> _What you should do_
Copy the records below without altering a single word.

> _Records for processing_
((

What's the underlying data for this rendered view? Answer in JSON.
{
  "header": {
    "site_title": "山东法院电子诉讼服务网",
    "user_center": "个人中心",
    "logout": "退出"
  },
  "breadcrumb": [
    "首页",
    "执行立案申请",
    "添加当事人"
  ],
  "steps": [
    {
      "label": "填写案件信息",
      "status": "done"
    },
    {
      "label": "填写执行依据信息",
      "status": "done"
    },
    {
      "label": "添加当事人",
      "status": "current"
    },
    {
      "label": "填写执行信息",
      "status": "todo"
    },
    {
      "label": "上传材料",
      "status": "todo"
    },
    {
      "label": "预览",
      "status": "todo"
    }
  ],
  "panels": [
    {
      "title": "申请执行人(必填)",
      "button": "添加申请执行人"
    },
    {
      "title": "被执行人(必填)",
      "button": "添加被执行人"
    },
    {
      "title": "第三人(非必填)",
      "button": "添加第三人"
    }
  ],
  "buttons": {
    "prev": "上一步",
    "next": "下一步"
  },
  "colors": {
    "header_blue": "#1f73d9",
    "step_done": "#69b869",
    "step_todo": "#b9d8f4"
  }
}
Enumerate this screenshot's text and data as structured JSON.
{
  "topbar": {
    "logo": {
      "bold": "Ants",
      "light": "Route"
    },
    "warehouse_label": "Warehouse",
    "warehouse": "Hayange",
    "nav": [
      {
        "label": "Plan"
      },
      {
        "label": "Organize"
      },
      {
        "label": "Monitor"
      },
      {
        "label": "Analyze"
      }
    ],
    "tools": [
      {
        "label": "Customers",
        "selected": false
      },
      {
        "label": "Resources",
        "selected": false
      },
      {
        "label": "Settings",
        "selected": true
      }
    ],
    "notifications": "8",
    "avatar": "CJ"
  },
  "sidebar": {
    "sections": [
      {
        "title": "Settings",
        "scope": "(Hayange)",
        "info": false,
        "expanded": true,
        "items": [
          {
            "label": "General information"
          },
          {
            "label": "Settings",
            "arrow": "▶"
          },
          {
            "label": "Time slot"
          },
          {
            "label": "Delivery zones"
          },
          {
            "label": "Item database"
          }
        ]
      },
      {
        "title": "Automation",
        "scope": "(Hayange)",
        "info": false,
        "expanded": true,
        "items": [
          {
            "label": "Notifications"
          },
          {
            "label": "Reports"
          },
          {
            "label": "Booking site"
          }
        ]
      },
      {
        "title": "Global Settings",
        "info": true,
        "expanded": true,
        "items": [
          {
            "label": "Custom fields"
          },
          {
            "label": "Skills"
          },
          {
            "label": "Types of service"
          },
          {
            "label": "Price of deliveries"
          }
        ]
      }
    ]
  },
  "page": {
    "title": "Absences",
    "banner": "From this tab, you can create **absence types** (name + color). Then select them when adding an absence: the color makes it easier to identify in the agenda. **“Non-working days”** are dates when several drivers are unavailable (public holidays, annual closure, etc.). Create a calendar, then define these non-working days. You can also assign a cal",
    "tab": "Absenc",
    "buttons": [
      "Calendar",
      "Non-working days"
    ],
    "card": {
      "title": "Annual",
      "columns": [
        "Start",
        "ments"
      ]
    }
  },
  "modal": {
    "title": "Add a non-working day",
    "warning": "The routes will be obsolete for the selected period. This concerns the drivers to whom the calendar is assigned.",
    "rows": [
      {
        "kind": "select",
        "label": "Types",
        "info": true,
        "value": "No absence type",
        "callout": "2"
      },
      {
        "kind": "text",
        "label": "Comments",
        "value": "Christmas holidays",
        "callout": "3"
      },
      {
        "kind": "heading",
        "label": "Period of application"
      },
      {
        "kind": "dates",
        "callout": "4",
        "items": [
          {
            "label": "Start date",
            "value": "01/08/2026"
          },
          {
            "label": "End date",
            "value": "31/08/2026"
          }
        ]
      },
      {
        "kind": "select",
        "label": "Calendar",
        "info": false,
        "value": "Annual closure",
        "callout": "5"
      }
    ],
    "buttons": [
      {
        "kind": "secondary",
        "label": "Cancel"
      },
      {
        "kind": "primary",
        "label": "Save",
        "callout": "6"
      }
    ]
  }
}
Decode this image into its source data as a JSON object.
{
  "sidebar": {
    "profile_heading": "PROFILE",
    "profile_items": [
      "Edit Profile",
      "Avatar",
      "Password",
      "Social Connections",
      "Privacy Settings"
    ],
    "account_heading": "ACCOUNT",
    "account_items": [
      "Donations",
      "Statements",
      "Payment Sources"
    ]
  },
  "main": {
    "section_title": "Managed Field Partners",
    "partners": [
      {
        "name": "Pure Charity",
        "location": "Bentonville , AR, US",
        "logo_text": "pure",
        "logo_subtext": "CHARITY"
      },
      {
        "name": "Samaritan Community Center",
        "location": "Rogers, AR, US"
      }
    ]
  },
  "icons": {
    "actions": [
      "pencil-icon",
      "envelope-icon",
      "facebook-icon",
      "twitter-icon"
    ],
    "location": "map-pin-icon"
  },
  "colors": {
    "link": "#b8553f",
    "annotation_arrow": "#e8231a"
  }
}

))

> _Task answer_
What's the underlying data for this rendered view? Answer in JSON.
{
  "header": {
    "site_title": "山东法院电子诉讼服务网",
    "user_center": "个人中心",
    "logout": "退出"
  },
  "breadcrumb": [
    "首页",
    "执行立案申请",
    "添加当事人"
  ],
  "steps": [
    {
      "label": "填写案件信息",
      "status": "done"
    },
    {
      "label": "填写执行依据信息",
      "status": "done"
    },
    {
      "label": "添加当事人",
      "status": "current"
    },
    {
      "label": "填写执行信息",
      "status": "todo"
    },
    {
      "label": "上传材料",
      "status": "todo"
    },
    {
      "label": "预览",
      "status": "todo"
    }
  ],
  "panels": [
    {
      "title": "申请执行人(必填)",
      "button": "添加申请执行人"
    },
    {
      "title": "被执行人(必填)",
      "button": "添加被执行人"
    },
    {
      "title": "第三人(非必填)",
      "button": "添加第三人"
    }
  ],
  "buttons": {
    "prev": "上一步",
    "next": "下一步"
  },
  "colors": {
    "header_blue": "#1f73d9",
    "step_done": "#69b869",
    "step_todo": "#b9d8f4"
  }
}
Enumerate this screenshot's text and data as structured JSON.
{
  "topbar": {
    "logo": {
      "bold": "Ants",
      "light": "Route"
    },
    "warehouse_label": "Warehouse",
    "warehouse": "Hayange",
    "nav": [
      {
        "label": "Plan"
      },
      {
        "label": "Organize"
      },
      {
        "label": "Monitor"
      },
      {
        "label": "Analyze"
      }
    ],
    "tools": [
      {
        "label": "Customers",
        "selected": false
      },
      {
        "label": "Resources",
        "selected": false
      },
      {
        "label": "Settings",
        "selected": true
      }
    ],
    "notifications": "8",
    "avatar": "CJ"
  },
  "sidebar": {
    "sections": [
      {
        "title": "Settings",
        "scope": "(Hayange)",
        "info": false,
        "expanded": true,
        "items": [
          {
            "label": "General information"
          },
          {
            "label": "Settings",
            "arrow": "▶"
          },
          {
            "label": "Time slot"
          },
          {
            "label": "Delivery zones"
          },
          {
            "label": "Item database"
          }
        ]
      },
      {
        "title": "Automation",
        "scope": "(Hayange)",
        "info": false,
        "expanded": true,
        "items": [
          {
            "label": "Notifications"
          },
          {
            "label": "Reports"
          },
          {
            "label": "Booking site"
          }
        ]
      },
      {
        "title": "Global Settings",
        "info": true,
        "expanded": true,
        "items": [
          {
            "label": "Custom fields"
          },
          {
            "label": "Skills"
          },
          {
            "label": "Types of service"
          },
          {
            "label": "Price of deliveries"
          }
        ]
      }
    ]
  },
  "page": {
    "title": "Absences",
    "banner": "From this tab, you can create **absence types** (name + color). Then select them when adding an absence: the color makes it easier to identify in the agenda. **“Non-working days”** are dates when several drivers are unavailable (public holidays, annual closure, etc.). Create a calendar, then define these non-working days. You can also assign a cal",
    "tab": "Absenc",
    "buttons": [
      "Calendar",
      "Non-working days"
    ],
    "card": {
      "title": "Annual",
      "columns": [
        "Start",
        "ments"
      ]
    }
  },
  "modal": {
    "title": "Add a non-working day",
    "warning": "The routes will be obsolete for the selected period. This concerns the drivers to whom the calendar is assigned.",
    "rows": [
      {
        "kind": "select",
        "label": "Types",
        "info": true,
        "value": "No absence type",
        "callout": "2"
      },
      {
        "kind": "text",
        "label": "Comments",
        "value": "Christmas holidays",
        "callout": "3"
      },
      {
        "kind": "heading",
        "label": "Period of application"
      },
      {
        "kind": "dates",
        "callout": "4",
        "items": [
          {
            "label": "Start date",
            "value": "01/08/2026"
          },
          {
            "label": "End date",
            "value": "31/08/2026"
          }
        ]
      },
      {
        "kind": "select",
        "label": "Calendar",
        "info": false,
        "value": "Annual closure",
        "callout": "5"
      }
    ],
    "buttons": [
      {
        "kind": "secondary",
        "label": "Cancel"
      },
      {
        "kind": "primary",
        "label": "Save",
        "callout": "6"
      }
    ]
  }
}
Decode this image into its source data as a JSON object.
{
  "sidebar": {
    "profile_heading": "PROFILE",
    "profile_items": [
      "Edit Profile",
      "Avatar",
      "Password",
      "Social Connections",
      "Privacy Settings"
    ],
    "account_heading": "ACCOUNT",
    "account_items": [
      "Donations",
      "Statements",
      "Payment Sources"
    ]
  },
  "main": {
    "section_title": "Managed Field Partners",
    "partners": [
      {
        "name": "Pure Charity",
        "location": "Bentonville , AR, US",
        "logo_text": "pure",
        "logo_subtext": "CHARITY"
      },
      {
        "name": "Samaritan Community Center",
        "location": "Rogers, AR, US"
      }
    ]
  },
  "icons": {
    "actions": [
      "pencil-icon",
      "envelope-icon",
      "facebook-icon",
      "twitter-icon"
    ],
    "location": "map-pin-icon"
  },
  "colors": {
    "link": "#b8553f",
    "annotation_arrow": "#e8231a"
  }
}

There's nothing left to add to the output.